* Exercise directions: Filtering the records below, copy only those lines that include the word "image".

++++ Records

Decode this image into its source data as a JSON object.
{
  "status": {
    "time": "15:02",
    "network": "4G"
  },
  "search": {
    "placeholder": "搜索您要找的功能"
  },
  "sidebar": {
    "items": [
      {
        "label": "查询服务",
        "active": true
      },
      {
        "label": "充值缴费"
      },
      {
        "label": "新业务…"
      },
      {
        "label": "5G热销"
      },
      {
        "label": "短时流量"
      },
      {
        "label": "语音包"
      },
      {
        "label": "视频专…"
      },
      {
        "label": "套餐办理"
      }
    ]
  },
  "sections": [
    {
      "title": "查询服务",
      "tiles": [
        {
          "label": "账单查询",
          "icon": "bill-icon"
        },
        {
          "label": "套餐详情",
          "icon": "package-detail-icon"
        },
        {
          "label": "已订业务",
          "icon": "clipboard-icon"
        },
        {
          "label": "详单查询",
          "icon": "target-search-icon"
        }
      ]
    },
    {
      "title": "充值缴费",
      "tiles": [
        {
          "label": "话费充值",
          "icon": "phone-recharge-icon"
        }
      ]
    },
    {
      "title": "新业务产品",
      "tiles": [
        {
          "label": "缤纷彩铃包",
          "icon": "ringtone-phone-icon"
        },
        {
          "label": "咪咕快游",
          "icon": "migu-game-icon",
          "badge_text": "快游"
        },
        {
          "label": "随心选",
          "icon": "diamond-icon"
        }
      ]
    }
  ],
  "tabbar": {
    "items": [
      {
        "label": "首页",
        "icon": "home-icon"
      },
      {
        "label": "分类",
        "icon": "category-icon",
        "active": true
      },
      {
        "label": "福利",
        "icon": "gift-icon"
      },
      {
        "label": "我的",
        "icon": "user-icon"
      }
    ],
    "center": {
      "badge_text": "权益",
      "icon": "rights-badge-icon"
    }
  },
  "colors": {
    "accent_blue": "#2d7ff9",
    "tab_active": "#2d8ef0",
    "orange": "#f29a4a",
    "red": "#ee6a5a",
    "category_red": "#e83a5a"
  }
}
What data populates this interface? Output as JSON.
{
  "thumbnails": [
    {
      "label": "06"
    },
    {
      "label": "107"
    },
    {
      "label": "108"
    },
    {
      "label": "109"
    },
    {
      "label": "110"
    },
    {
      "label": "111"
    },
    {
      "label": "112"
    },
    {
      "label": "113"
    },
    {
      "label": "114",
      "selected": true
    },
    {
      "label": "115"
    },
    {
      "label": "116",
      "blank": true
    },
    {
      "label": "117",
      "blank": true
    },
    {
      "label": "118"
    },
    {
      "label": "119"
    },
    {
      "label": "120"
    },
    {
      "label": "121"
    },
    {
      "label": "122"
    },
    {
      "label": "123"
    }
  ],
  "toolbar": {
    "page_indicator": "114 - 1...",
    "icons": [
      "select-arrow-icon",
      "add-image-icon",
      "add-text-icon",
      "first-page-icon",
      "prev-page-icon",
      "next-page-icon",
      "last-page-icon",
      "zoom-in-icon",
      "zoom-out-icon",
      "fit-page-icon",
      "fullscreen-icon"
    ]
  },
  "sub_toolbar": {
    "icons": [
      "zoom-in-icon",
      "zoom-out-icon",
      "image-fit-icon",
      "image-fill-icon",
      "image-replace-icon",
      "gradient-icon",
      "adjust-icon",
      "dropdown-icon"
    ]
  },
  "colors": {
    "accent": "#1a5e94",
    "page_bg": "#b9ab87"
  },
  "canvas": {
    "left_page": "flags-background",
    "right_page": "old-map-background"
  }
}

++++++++

* Answer for this exercise:
Decode this image into its source data as a JSON object.
      "add-image-icon",
      "image-fit-icon",
      "image-fill-icon",
      "image-replace-icon",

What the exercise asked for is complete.